London - February 17th, 2010 - Richard Lynn, Professor Emeritus of Psychology at the University of Ulster (UK), is no stranger to controversy, having argued that differences in intelligence are linked to race and gender. Now he has upset the Italians, claiming that the South of Italy is less developed than the North because its inhabitants are less intelligent.
In his paper, entitled, "In Italy north-south differences in IQ predict differences in income, education, infant mortality, stature and literacy" and published in the psychology journal Intelligence (vol 38, no 1, 2010) Lynn states that the IQ levels of the population of Italy decrease as one travels south, with the Sicilians being the least intelligent of all Italians the most intelligent, according to Lynn, live in the Fruili area. Lynn writes that the reason may be that Southerners have a "genetic admixture with populations from the Near East and North Africa."

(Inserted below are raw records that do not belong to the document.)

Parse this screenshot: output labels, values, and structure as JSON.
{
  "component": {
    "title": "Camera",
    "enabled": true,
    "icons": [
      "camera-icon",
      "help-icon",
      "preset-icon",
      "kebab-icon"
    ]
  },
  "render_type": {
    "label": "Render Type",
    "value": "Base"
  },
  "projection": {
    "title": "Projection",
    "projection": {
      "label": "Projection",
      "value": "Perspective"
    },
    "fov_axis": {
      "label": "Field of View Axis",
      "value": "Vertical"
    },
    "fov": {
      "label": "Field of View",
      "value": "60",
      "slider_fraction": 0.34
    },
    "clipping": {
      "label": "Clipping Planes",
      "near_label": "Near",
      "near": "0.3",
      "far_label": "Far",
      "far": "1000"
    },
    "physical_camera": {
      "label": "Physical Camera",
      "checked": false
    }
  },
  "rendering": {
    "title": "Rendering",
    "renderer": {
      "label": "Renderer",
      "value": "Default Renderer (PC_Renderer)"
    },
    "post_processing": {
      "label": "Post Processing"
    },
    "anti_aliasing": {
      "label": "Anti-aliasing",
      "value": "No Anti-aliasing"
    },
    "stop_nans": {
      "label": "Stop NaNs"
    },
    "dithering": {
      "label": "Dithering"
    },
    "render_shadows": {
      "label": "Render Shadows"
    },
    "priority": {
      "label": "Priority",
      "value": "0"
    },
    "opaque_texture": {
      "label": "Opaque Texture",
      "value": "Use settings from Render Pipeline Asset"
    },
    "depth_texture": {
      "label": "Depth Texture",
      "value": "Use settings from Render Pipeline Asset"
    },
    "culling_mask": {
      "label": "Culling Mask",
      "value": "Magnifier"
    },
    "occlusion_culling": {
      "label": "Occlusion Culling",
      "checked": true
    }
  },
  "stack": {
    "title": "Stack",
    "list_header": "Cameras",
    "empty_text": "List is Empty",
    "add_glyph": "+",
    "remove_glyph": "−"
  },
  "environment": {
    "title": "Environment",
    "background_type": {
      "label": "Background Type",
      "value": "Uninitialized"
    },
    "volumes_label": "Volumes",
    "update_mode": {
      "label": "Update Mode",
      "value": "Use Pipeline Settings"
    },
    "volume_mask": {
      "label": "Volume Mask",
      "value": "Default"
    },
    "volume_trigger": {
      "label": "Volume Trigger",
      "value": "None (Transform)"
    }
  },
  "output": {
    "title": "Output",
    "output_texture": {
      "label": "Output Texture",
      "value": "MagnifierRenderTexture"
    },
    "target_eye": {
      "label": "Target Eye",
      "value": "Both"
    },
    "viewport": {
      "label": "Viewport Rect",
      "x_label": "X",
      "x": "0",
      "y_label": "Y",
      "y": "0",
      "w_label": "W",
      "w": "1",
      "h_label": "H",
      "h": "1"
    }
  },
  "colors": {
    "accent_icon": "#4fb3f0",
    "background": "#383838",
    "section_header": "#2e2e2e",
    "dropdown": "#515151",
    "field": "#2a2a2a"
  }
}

You may imagine the disdain with which this news has been greeted in Italy: Corriere della Sera reports that Lynn's theories would not be out of place in a racist pamphlet while La Repubblica publishes a list of high-achieving Southerners. Roberto Cubelli, President of the Italian Association of Psychologists, criticizes Lynnís theories as being seriously flawed, for his methodology and for poor psychometrics (the means by which a personís education and psychological characteristics can be measured). Mr Cubelli also points out the dangers of Lynnís theories, which could lead to racist behavior in individuals or politically.

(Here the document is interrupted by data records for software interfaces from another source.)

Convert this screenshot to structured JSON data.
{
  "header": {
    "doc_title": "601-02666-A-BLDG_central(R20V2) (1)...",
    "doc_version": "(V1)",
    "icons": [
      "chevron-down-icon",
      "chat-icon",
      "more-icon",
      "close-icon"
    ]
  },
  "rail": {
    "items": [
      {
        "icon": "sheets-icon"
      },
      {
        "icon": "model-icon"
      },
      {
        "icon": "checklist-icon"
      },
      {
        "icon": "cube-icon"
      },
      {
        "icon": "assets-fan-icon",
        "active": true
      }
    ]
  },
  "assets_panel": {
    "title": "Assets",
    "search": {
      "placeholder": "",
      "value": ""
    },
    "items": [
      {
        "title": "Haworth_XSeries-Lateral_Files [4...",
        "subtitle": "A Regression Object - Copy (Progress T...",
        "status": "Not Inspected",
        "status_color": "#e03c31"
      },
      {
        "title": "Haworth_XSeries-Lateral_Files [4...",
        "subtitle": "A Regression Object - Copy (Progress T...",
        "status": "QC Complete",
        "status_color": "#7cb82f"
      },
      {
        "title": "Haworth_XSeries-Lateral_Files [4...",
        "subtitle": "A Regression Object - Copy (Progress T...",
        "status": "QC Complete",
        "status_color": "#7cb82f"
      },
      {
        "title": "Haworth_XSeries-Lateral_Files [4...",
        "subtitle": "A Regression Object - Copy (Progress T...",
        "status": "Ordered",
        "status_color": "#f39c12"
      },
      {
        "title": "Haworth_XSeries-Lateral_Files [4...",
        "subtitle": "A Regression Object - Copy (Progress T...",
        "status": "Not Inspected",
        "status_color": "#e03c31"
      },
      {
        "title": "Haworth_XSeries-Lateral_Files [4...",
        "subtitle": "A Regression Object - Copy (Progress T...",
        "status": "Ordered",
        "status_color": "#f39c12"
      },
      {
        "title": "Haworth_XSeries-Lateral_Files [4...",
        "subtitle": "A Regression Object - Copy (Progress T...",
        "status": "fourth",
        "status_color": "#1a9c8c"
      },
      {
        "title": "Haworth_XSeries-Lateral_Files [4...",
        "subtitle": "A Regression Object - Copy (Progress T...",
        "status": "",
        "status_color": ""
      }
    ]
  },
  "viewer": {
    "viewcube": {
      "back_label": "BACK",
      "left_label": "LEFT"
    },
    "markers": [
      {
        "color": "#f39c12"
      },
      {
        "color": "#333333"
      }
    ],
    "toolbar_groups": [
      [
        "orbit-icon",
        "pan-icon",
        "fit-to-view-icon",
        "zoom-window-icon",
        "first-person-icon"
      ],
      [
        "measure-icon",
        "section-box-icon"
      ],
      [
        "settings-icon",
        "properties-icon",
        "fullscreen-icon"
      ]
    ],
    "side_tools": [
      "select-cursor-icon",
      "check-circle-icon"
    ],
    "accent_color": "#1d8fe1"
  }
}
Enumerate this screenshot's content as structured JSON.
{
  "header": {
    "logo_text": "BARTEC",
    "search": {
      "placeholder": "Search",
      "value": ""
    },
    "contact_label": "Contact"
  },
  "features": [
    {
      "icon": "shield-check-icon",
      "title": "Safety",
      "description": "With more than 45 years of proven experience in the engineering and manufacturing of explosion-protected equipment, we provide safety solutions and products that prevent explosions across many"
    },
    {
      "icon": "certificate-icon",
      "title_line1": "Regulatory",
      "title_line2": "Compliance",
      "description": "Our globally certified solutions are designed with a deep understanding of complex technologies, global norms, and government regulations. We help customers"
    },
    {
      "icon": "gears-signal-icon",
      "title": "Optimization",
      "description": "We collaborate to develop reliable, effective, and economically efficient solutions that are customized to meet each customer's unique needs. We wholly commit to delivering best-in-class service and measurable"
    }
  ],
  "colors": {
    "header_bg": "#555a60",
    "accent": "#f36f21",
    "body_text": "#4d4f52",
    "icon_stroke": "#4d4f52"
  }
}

Neapolitan politician Amedeo Laboccetta has called Lynn a "poor, ignorant man" and has offered him a free stay in the South, so that he can explain his theories in person to the people he has insulted.
Ah, that hurt! Doesn't Professor Richard Lynn Cornuto realize we southerners don't need any further "racial profiling" from the polenta-sucking northerners?
Why is the North so vicious to the South? They act surprised when they see us wearing shoes.
If you ever visit the Lombardy region (you know, the land of butter and lard), listen in on the preschool songs they sing to their kids:
"It's a beautiful day in the neighborhood,"
"Today we're going to learn what not to do,"
"Remember one thing,"
There will never be peace between the north and south of Italy. That is something we have all learned to accept. Let me tell everyone why there will never be peace:
Whenever you have a bunch of Sicilians, there are plenty of people to hate them.
As our grandfather always preached to us; "If thereís an ocean people will swim, if there are Sicilians people will hate. Thatís my history lesson for today. Move out of the way, please."